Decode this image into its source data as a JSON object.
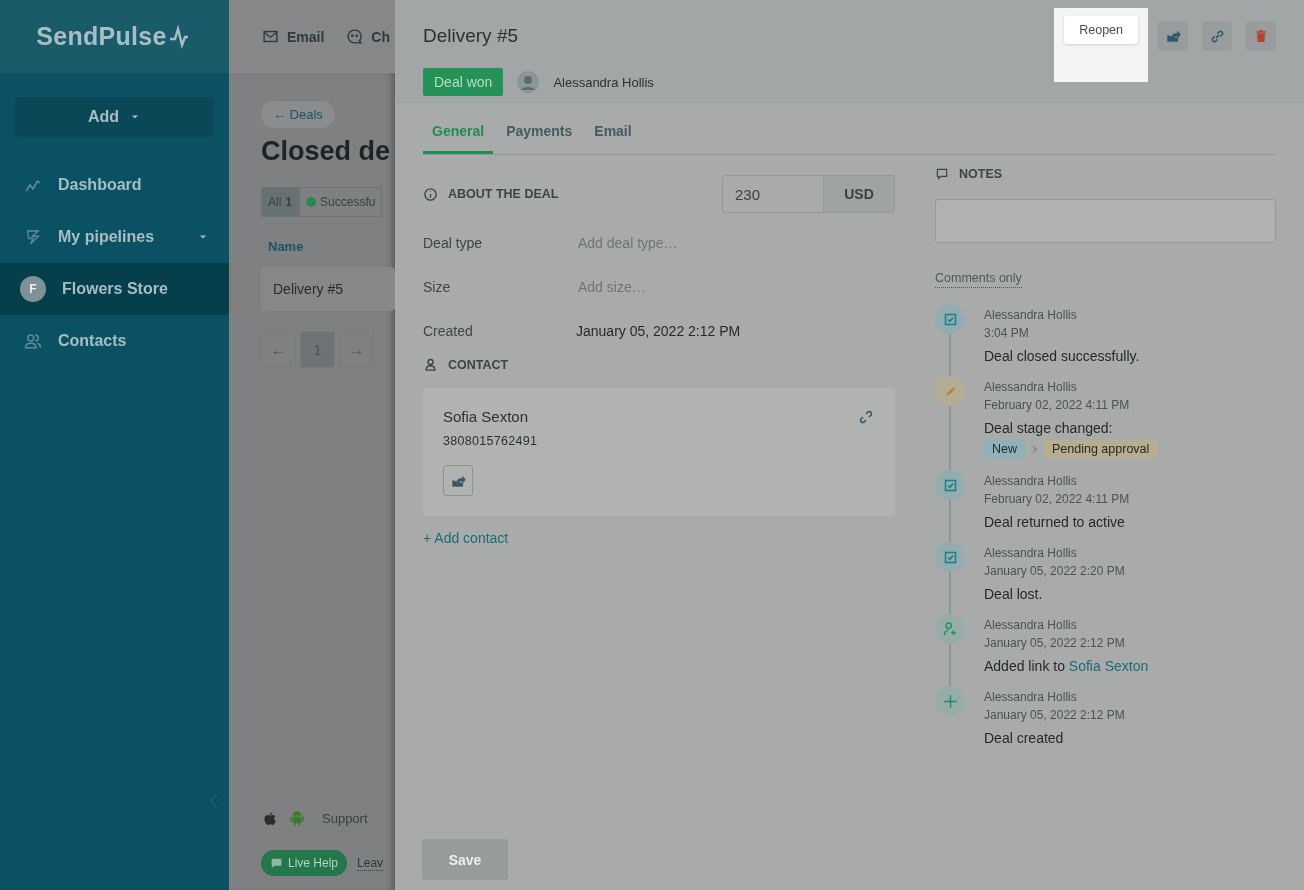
{
  "sidebar": {
    "logo": "SendPulse",
    "add_button": "Add",
    "items": [
      {
        "label": "Dashboard",
        "kind": "dashboard",
        "selected": false
      },
      {
        "label": "My pipelines",
        "kind": "pipelines",
        "selected": false
      },
      {
        "label": "Flowers Store",
        "kind": "workspace",
        "avatar": "F",
        "selected": true
      },
      {
        "label": "Contacts",
        "kind": "contacts",
        "selected": false
      }
    ]
  },
  "topbar": {
    "items": [
      {
        "label": "Email",
        "kind": "email"
      },
      {
        "label": "Ch",
        "kind": "chat"
      }
    ]
  },
  "page": {
    "back_link": "← Deals",
    "title": "Closed de",
    "filters": [
      {
        "label": "All",
        "count": "1",
        "selected": true
      },
      {
        "label": "Successfu",
        "color": "#2a8a52",
        "selected": false
      }
    ],
    "table": {
      "columns": [
        "Name"
      ],
      "rows": [
        [
          "Delivery #5"
        ]
      ]
    },
    "pagination": {
      "prev": "←",
      "pages": [
        {
          "label": "1",
          "selected": true
        }
      ],
      "next": "→"
    },
    "footer": {
      "support": "Support",
      "live_help": "Live Help",
      "leave": "Leav"
    }
  },
  "drawer": {
    "title": "Delivery #5",
    "reopen": "Reopen",
    "status": "Deal won",
    "owner": "Alessandra Hollis",
    "tabs": [
      {
        "label": "General",
        "selected": true
      },
      {
        "label": "Payments",
        "selected": false
      },
      {
        "label": "Email",
        "selected": false
      }
    ],
    "about": {
      "heading": "ABOUT THE DEAL",
      "amount": "230",
      "currency": "USD",
      "fields": [
        {
          "label": "Deal type",
          "placeholder": "Add deal type…"
        },
        {
          "label": "Size",
          "placeholder": "Add size…"
        },
        {
          "label": "Created",
          "value": "January 05, 2022 2:12 PM"
        }
      ]
    },
    "contact": {
      "heading": "CONTACT",
      "name": "Sofia Sexton",
      "phone": "3808015762491",
      "add_link": "+ Add contact"
    },
    "save": {
      "label": "Save",
      "disabled": true
    },
    "notes": {
      "heading": "NOTES",
      "filter": "Comments only",
      "events": [
        {
          "kind": "check",
          "author": "Alessandra Hollis",
          "time": "3:04 PM",
          "text": "Deal closed successfully."
        },
        {
          "kind": "edit",
          "author": "Alessandra Hollis",
          "time": "February 02, 2022 4:11 PM",
          "text": "Deal stage changed:",
          "stages": [
            {
              "label": "New",
              "color": "#8fb2ba"
            },
            {
              "label": "Pending approval",
              "color": "#b9ad8f"
            }
          ]
        },
        {
          "kind": "check",
          "author": "Alessandra Hollis",
          "time": "February 02, 2022 4:11 PM",
          "text": "Deal returned to active"
        },
        {
          "kind": "check",
          "author": "Alessandra Hollis",
          "time": "January 05, 2022 2:20 PM",
          "text": "Deal lost."
        },
        {
          "kind": "contact",
          "author": "Alessandra Hollis",
          "time": "January 05, 2022 2:12 PM",
          "text": "Added link to",
          "link": "Sofia Sexton"
        },
        {
          "kind": "create",
          "author": "Alessandra Hollis",
          "time": "January 05, 2022 2:12 PM",
          "text": "Deal created"
        }
      ]
    }
  }
}
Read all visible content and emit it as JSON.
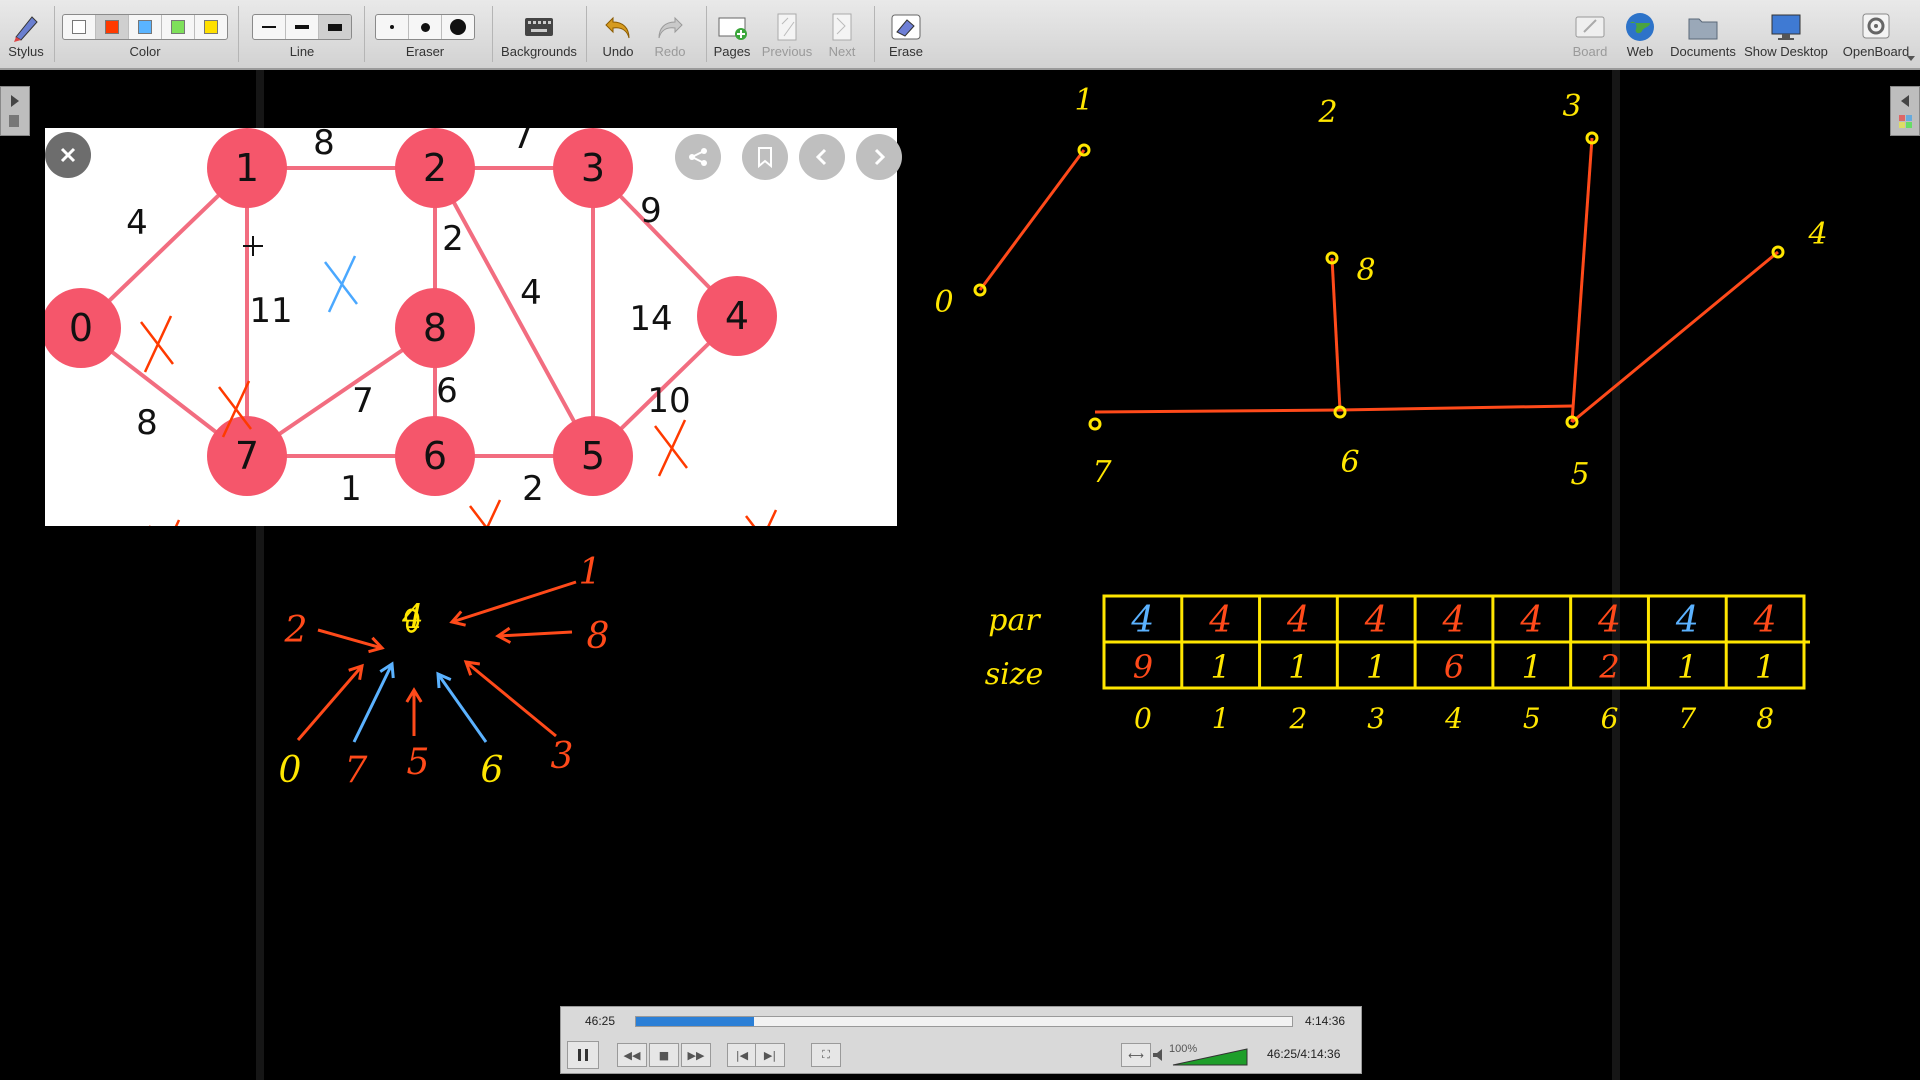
{
  "toolbar": {
    "stylus": "Stylus",
    "color": "Color",
    "line": "Line",
    "eraser": "Eraser",
    "backgrounds": "Backgrounds",
    "undo": "Undo",
    "redo": "Redo",
    "pages": "Pages",
    "previous": "Previous",
    "next": "Next",
    "erase": "Erase",
    "board": "Board",
    "web": "Web",
    "documents": "Documents",
    "show_desktop": "Show Desktop",
    "openboard": "OpenBoard"
  },
  "palette": [
    "#ffffff",
    "#ff3a00",
    "#5ab4ff",
    "#7ee05a",
    "#ffe000"
  ],
  "graph_image": {
    "nodes": [
      "0",
      "1",
      "2",
      "3",
      "4",
      "5",
      "6",
      "7",
      "8"
    ],
    "weights": [
      "4",
      "8",
      "7",
      "9",
      "11",
      "2",
      "4",
      "14",
      "8",
      "7",
      "6",
      "10",
      "1",
      "2"
    ],
    "node_color": "#f5566b"
  },
  "drawing": {
    "tree_labels": [
      "1",
      "0",
      "2",
      "8",
      "6",
      "7",
      "3",
      "4",
      "5"
    ],
    "arrow_left_labels": [
      "2",
      "0",
      "7",
      "5",
      "6",
      "3",
      "8",
      "1"
    ],
    "arrow_center": "4",
    "table": {
      "row_labels": [
        "par",
        "size"
      ],
      "par": [
        "4",
        "4",
        "4",
        "4",
        "4",
        "4",
        "4",
        "4",
        "4"
      ],
      "size": [
        "9",
        "1",
        "1",
        "1",
        "6",
        "1",
        "2",
        "1",
        "1"
      ],
      "index": [
        "0",
        "1",
        "2",
        "3",
        "4",
        "5",
        "6",
        "7",
        "8"
      ]
    }
  },
  "player": {
    "elapsed": "46:25",
    "total": "4:14:36",
    "zoom": "100%",
    "position": "46:25/4:14:36",
    "progress": 0.18
  }
}
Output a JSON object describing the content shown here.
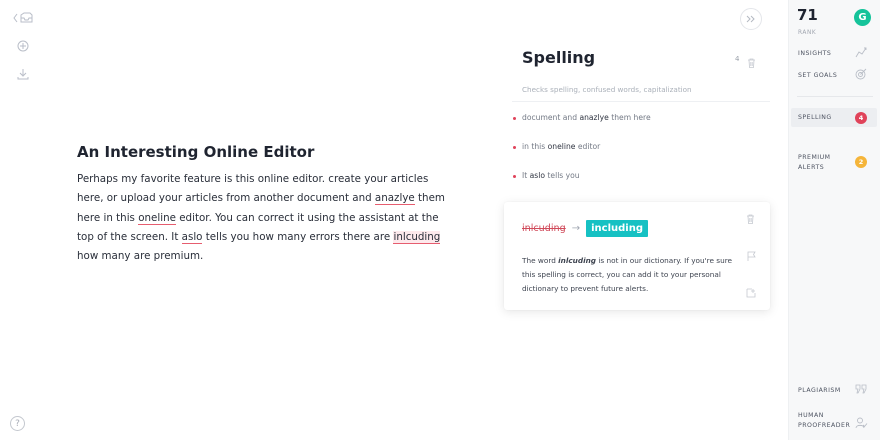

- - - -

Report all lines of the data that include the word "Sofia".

      "name": "Sofia Sexton",
          "link": "Sofia Sexton"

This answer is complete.